What makes Shine shine?
The name came from my belief that within every child is a light. It is our job as educators, mentors, and adults to help them shine. Part of what makes us so successful is how we talk to and communicate with kids. Through all of our creative arts programming—from camps to classes to parties and events—we focus on practical, social, and life skills to create critical thinkers, responsible citizens, and thoughtful humans. If we are raising a generation to change the world, these qualities are more important than ever.
You’re a natural when it comes to working with kids. How did you discover this talent?
I have been working with kids since I was a kid so it has always been something I gravitated towards. Before I committed to a life in education, I was a performing artist. The training I had at NYU laid a fantastic foundation for working with kids. The ability to improvise, adapt, and really listen are qualities that both performers and educators must possess. That, and a very loud stage voice!
What’s something that surprised you when you first started Shine?
I am constantly amazed and surprised by how endlessly fascinating kids are. I learn something new from them every day.
But I have truly been surprised by the response from places like CMEE. To be given the “stamp of approval” by an organization like yours keeps me going and is a reminder that we are doing good work. I have been so fortunate to have been embraced by the East End community and invited to run our programming at so many incredible and iconic locations.
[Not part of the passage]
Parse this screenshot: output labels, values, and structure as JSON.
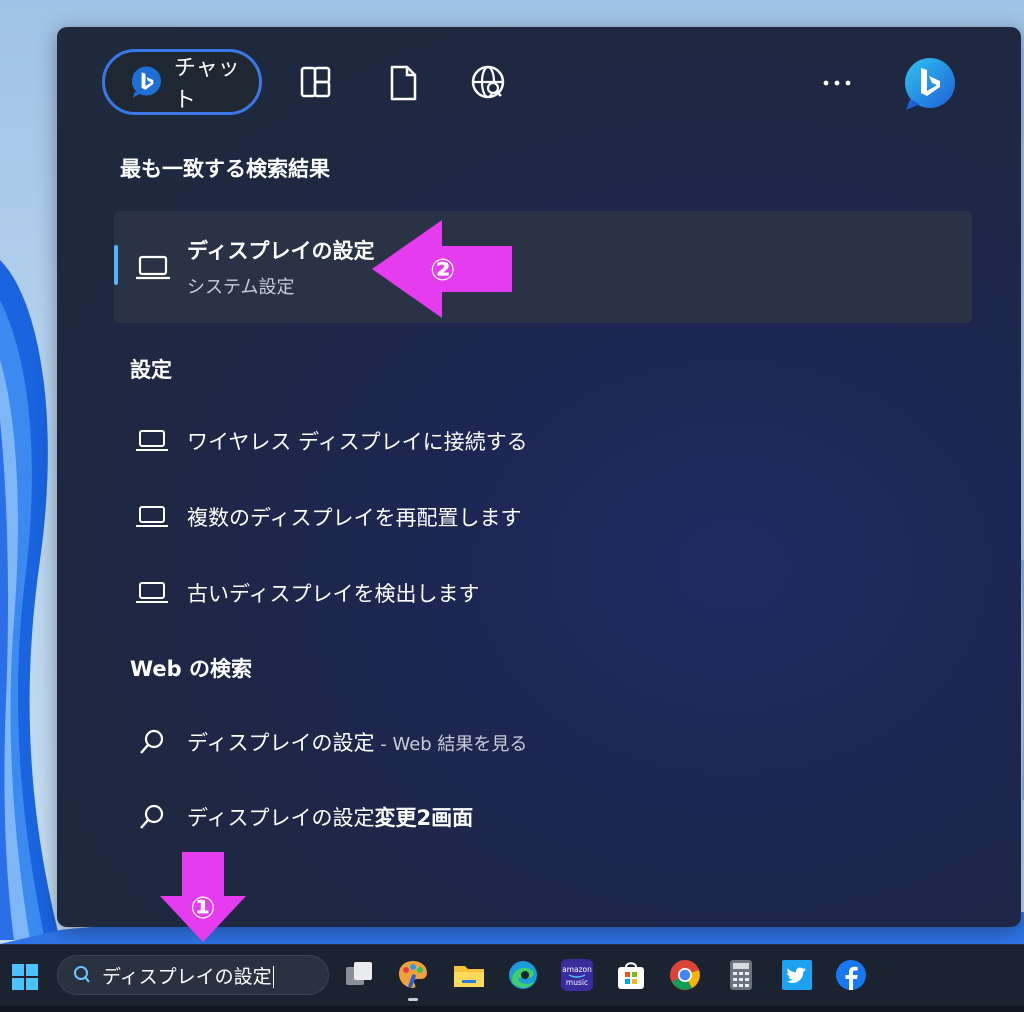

That support means the world.
This is your sixth year running a camp on the East End. What about the area makes it so appealing for kids?
What doesn’t make it appealing?! It is absolutely spectacular out here and we utilize that as the backdrop to almost everything we do. We spend two days a week outside, surrounded by nature (at LongHouse Reserve and Bridge Gardens) and every Wednesday we get specialized lessons, nature walks, and private instruction at SoFo. Each Friday we pop-up at an iconic location like Nova’s Ark, Madoo, Wölffer, and more. Our curriculum celebrates local art and artists, architecture, history, animals, the beach, the bay, and beyond!
What’s a typical day at Shine Camp like? What can kids expect this summer?
I think what kids can really expect is a small, creative environment being led by artists and educators who all believe that camp should be fun. I like to create an environment in which kids have a choice between some pretty awesome activities or just hanging out with one of our teachers and just being kids. That being said, each day is its own East End adventure depending on where we are. We start every day with a camp-wide morning meeting which gives us all the opportunity to share, listen, and talk about our plans. Then we are off!
When you have the rare day off, what do you like to do on the East End?
If I’m not working, I’m probably at the beach. I try to spend as much time there as I can…Peter’s Pond is my spot. I also love to cook (and eat) so all the amazing farm stands and their deliciousness provides me ample opportunity to entertain at my place in Sag Harbor. I love being at home and having friends over.